• _DIRECTIONS_
Take every line from the data that has the word "bitnum" in it.

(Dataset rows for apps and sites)

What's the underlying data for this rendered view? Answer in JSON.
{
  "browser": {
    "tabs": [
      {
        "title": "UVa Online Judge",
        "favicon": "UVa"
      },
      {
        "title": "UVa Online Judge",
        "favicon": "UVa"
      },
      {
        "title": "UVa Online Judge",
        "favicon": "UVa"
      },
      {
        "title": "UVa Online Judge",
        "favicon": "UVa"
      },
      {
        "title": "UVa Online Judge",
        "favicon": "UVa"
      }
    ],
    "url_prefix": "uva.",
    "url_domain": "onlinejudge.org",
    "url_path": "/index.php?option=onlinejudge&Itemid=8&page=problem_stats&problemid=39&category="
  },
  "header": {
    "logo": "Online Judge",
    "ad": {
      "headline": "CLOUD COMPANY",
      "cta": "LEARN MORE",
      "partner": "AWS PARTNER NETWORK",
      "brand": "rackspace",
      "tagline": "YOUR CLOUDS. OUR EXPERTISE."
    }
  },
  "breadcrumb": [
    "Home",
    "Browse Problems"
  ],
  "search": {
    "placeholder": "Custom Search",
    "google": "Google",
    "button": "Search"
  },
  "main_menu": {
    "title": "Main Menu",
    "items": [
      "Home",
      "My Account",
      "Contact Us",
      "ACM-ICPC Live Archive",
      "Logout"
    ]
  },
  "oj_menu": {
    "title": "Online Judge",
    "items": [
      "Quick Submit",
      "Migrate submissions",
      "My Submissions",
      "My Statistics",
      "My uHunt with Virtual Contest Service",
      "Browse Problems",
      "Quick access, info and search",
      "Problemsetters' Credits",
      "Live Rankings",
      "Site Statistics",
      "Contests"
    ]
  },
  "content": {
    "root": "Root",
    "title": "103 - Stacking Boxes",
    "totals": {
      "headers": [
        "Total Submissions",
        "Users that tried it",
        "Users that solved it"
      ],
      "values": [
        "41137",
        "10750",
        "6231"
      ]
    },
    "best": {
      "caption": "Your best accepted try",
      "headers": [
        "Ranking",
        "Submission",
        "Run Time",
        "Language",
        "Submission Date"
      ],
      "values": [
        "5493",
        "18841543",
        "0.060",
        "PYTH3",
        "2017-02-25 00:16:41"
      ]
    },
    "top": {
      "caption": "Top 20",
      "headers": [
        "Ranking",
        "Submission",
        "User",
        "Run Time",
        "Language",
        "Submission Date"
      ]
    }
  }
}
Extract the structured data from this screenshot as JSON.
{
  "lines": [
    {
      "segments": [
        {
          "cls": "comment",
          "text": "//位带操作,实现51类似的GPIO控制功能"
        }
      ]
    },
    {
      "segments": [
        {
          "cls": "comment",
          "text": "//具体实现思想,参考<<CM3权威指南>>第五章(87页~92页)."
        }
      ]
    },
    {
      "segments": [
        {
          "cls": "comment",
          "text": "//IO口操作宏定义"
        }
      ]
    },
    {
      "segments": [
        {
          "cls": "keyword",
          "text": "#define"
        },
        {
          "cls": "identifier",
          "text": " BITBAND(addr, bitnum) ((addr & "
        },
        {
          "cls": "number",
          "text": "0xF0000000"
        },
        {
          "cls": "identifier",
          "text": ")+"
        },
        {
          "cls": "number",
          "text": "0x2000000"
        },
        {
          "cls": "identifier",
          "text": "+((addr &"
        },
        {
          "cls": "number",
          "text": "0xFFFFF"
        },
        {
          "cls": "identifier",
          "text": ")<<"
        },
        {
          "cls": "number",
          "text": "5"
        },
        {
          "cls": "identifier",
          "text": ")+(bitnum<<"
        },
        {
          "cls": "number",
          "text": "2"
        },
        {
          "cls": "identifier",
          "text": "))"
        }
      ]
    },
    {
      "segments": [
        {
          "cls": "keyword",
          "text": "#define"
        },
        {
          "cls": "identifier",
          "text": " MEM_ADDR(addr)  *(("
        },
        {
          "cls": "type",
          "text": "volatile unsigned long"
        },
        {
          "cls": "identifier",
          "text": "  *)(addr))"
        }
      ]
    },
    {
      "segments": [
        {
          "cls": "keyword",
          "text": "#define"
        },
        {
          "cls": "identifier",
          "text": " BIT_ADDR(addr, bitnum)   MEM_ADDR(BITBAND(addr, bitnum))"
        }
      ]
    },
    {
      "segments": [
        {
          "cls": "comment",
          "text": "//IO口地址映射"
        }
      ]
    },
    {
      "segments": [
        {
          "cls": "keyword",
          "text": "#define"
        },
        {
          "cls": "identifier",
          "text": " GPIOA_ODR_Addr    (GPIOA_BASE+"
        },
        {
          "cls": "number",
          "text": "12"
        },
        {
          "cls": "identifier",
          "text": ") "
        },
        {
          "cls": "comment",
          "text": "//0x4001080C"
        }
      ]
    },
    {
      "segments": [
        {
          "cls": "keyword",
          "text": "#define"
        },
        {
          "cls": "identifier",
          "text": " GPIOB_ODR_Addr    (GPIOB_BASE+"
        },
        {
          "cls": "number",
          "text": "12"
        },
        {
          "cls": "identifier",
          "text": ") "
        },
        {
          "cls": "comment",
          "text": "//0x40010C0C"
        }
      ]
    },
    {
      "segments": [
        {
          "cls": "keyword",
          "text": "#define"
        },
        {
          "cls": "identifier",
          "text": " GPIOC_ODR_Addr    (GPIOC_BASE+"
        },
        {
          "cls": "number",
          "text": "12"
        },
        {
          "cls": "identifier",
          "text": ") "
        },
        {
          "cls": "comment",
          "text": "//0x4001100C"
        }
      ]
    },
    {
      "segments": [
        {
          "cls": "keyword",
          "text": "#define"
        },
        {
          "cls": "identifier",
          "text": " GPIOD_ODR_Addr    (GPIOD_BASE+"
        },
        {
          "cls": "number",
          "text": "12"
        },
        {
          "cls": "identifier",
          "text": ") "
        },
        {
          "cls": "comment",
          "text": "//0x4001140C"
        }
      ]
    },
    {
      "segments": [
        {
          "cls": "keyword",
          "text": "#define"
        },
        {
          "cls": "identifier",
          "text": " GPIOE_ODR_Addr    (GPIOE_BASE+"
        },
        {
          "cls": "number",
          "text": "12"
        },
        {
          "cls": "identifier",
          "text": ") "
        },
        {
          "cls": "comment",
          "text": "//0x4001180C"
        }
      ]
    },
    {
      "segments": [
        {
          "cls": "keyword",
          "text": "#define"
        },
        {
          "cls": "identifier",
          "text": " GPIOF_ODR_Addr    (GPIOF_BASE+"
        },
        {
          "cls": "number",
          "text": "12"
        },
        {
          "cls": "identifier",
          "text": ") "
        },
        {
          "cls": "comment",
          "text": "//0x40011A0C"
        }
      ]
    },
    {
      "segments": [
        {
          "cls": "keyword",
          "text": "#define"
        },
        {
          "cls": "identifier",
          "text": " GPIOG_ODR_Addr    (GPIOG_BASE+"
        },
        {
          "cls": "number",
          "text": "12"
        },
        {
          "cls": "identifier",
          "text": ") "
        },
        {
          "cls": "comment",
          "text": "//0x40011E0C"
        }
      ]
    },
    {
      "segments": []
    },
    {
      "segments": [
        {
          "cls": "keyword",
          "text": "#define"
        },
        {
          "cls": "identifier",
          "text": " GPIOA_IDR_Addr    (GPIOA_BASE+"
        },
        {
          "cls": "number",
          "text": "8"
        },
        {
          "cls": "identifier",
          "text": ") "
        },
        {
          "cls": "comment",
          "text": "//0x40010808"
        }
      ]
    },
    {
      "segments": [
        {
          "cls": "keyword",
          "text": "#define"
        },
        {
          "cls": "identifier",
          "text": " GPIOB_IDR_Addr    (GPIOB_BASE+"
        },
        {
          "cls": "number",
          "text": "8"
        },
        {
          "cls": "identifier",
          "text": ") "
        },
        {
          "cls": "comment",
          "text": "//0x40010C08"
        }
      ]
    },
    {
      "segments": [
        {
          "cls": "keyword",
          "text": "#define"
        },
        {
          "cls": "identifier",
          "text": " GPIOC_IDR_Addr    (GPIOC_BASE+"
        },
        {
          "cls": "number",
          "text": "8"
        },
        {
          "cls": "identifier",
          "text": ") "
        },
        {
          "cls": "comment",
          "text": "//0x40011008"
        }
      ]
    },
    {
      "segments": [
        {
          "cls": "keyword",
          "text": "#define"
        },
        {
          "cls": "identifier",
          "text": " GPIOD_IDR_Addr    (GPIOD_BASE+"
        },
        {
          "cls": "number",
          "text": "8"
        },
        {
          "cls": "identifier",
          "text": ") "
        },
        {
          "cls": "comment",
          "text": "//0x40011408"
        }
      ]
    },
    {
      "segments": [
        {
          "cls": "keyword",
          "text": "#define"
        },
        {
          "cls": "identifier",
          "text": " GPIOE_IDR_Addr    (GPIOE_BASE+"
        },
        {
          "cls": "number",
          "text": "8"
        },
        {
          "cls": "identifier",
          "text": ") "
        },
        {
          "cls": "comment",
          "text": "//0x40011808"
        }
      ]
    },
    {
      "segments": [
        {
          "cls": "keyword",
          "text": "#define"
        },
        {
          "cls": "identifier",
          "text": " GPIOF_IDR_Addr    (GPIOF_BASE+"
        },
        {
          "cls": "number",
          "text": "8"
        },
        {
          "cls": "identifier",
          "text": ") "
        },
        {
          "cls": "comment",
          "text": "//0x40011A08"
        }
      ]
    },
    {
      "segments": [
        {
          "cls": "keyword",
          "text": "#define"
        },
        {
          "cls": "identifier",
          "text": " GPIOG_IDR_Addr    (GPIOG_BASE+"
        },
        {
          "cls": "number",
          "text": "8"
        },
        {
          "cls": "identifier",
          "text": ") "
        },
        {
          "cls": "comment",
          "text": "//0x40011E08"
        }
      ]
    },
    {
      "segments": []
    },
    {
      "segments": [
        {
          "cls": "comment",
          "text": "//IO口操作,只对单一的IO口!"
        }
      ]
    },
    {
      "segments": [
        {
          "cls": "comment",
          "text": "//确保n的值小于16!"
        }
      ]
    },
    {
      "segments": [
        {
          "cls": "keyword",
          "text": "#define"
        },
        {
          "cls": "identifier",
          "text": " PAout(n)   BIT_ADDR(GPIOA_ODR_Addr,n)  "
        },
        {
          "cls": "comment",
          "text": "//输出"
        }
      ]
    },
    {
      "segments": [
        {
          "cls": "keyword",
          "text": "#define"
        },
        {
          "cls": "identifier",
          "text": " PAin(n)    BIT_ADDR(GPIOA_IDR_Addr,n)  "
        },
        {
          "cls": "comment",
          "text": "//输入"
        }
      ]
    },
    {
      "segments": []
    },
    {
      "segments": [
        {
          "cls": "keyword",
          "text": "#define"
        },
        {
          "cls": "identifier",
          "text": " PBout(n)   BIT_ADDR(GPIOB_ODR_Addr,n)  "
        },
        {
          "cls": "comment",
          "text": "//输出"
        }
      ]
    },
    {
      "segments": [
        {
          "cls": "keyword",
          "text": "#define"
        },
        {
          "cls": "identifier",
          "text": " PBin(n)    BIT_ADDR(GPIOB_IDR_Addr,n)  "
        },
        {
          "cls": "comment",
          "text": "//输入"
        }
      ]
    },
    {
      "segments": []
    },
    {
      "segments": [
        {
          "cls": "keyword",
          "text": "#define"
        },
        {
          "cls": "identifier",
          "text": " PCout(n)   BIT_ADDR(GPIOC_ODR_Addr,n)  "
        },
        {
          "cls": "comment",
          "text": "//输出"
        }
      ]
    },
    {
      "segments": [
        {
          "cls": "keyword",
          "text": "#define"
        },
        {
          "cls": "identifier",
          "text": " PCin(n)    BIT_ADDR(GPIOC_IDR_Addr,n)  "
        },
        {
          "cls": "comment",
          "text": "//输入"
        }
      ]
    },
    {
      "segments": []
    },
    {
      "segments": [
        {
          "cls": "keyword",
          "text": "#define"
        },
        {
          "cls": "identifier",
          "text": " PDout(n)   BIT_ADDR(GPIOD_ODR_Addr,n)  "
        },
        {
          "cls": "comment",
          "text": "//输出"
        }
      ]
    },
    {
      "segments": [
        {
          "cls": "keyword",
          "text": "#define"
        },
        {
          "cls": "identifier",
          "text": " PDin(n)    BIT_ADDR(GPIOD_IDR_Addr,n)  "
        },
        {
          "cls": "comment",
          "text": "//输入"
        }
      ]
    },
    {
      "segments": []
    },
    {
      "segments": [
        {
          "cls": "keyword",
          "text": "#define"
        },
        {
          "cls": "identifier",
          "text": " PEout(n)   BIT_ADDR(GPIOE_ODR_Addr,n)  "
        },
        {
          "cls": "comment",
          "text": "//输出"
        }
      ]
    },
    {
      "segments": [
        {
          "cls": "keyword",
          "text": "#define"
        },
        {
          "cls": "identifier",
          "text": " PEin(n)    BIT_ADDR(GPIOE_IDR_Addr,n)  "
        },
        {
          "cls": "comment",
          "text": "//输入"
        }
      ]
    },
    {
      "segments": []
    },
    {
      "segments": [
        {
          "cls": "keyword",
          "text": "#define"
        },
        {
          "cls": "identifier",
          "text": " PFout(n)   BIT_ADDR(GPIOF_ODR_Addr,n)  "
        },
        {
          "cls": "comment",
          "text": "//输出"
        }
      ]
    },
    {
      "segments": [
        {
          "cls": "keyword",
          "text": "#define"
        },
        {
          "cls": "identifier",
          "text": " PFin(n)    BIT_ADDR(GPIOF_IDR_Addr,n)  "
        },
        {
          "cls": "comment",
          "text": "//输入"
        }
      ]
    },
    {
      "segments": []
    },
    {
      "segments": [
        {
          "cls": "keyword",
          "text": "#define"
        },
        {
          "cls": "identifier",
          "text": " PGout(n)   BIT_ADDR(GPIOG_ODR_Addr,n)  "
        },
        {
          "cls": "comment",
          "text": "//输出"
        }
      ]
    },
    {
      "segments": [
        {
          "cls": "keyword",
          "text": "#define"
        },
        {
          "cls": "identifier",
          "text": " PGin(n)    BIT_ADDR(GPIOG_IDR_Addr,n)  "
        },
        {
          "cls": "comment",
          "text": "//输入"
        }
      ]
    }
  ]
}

• _WRITTEN SOLUTION_
          "text": " BITBAND(addr, bitnum) ((addr & "
          "text": ")+(bitnum<<"
          "text": " BIT_ADDR(addr, bitnum)   MEM_ADDR(BITBAND(addr, bitnum))"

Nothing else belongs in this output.